Second-degree murder under Florida law is defined as:
The unlawful killing of a human being, when perpetrated by any act imminently dangerous to another and evincing a depraved mind regardless of human life, although without any premeditated design to effect the death of any particular individual
Dershowitz’s point: There’s nothing in the charging instrument that suggests probable cause to believe Zimmerman had a “depraved mind regardless of human life” when he shot Martin. On the contrary, he notes, the facts as stated are consistent with self-defense. (Tellingly, there’s also no reference to Zimmerman’s injuries.) The prosecution can amend the affidavit to strengthen its case if the judge throws it out, but then you’re left wondering why they didn’t submit a more detailed affidavit in the first place.
I don’t understand Corey’s strategy in charging him with murder two. Maybe she thinks Zimmerman will plead to a lesser charge, but if it’s anything less than manslaughter she’s going to take tremendous heat for having gone too easy on him. That’s a weird predicament for a politically-minded prosecutor to put herself in. She’ll take some heat even if she gets him to cop to manslaughter, in fact, since manslaughter is a crime of simple negligence and people who want him prosecuted believe Zimmerman’s far more morally culpable than that. (This is all assuming he’d be willing to make a deal, which, given the weakness of the charging instrument, he probably isn’t.) In fact, I also don’t get why she insisted on filing an affidavit of probable cause instead of taking the case to a grand jury. If they refused to indict him, she could have blamed them for him getting off and claimed she’d given it her best effort. As it is, if Dershowitz is right, her own affidavit’s about to be tossed by a judge and then she’ll have to answer for why she couldn’t even get to first base on a conviction.
Maybe her plan is to use the judge here as a get-out-of-tough-cases card? She probably knows she can’t get Zimmerman on murder two, but she also doesn’t want to be the one to have to break that to the public. She also doesn’t want to have to try to prosecute him on murder two if the evidence isn’t there, which would be a risk if the grand jury did indict him. So instead she’s taking the middle path: Go directly to the judge with a weak charging instrument and rely on him/her to throw it out.

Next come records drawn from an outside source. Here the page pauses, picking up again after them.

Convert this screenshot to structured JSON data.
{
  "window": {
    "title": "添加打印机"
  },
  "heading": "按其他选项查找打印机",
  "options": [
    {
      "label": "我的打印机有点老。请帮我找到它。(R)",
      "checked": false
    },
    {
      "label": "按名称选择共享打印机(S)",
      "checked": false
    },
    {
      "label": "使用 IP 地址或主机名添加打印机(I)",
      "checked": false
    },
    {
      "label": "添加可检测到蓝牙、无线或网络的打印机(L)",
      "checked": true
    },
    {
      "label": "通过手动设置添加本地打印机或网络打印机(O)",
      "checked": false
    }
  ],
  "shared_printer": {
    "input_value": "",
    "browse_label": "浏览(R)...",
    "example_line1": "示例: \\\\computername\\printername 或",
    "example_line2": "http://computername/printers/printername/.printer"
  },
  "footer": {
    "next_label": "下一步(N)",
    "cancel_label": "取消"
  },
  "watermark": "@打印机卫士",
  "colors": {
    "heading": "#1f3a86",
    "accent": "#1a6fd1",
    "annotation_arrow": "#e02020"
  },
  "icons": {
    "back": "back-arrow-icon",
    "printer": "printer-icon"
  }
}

Then come back with a new affidavit listing a lesser charge — manslaughter or murder three — and say that she has no choice but to prosecute Zimmerman under that because the court stymied her on murder two. I’ll be curious to see what the fact pattern in those affidavits looks like because, frankly, if it’s as thin as the excerpt I posted up top, I’m not sure she’ll get the court to sign off on those charges either.